[Dataset entries]
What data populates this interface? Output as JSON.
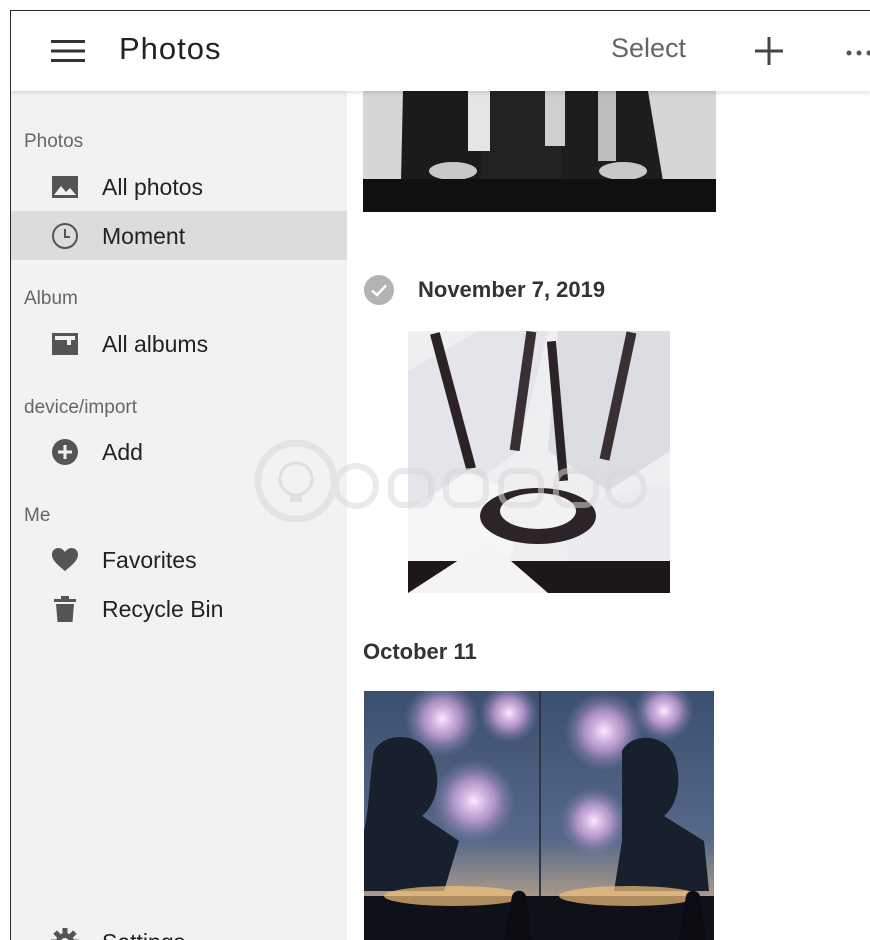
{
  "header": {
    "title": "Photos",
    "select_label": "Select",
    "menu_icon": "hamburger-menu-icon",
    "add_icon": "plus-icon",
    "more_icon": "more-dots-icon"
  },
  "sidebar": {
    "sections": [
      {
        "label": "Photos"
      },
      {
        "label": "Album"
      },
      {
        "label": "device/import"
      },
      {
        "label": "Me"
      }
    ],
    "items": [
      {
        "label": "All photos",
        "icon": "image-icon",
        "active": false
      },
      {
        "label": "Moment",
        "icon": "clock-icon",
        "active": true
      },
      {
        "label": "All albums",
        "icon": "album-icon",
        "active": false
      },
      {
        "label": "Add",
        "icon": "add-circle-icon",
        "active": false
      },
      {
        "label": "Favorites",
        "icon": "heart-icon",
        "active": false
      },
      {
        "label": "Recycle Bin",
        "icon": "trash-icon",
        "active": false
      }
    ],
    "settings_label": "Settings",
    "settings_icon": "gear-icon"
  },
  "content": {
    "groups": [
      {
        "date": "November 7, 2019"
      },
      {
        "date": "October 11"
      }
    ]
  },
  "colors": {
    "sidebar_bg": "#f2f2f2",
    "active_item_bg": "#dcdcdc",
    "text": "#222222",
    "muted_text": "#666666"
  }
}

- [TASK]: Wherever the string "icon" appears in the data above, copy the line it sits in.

- [ANSWER TO THE EXERCISE]:
    "menu_icon": "hamburger-menu-icon",
    "add_icon": "plus-icon",
    "more_icon": "more-dots-icon"
        "icon": "image-icon",
        "icon": "clock-icon",
        "icon": "album-icon",
        "icon": "add-circle-icon",
        "icon": "heart-icon",
        "icon": "trash-icon",
    "settings_icon": "gear-icon"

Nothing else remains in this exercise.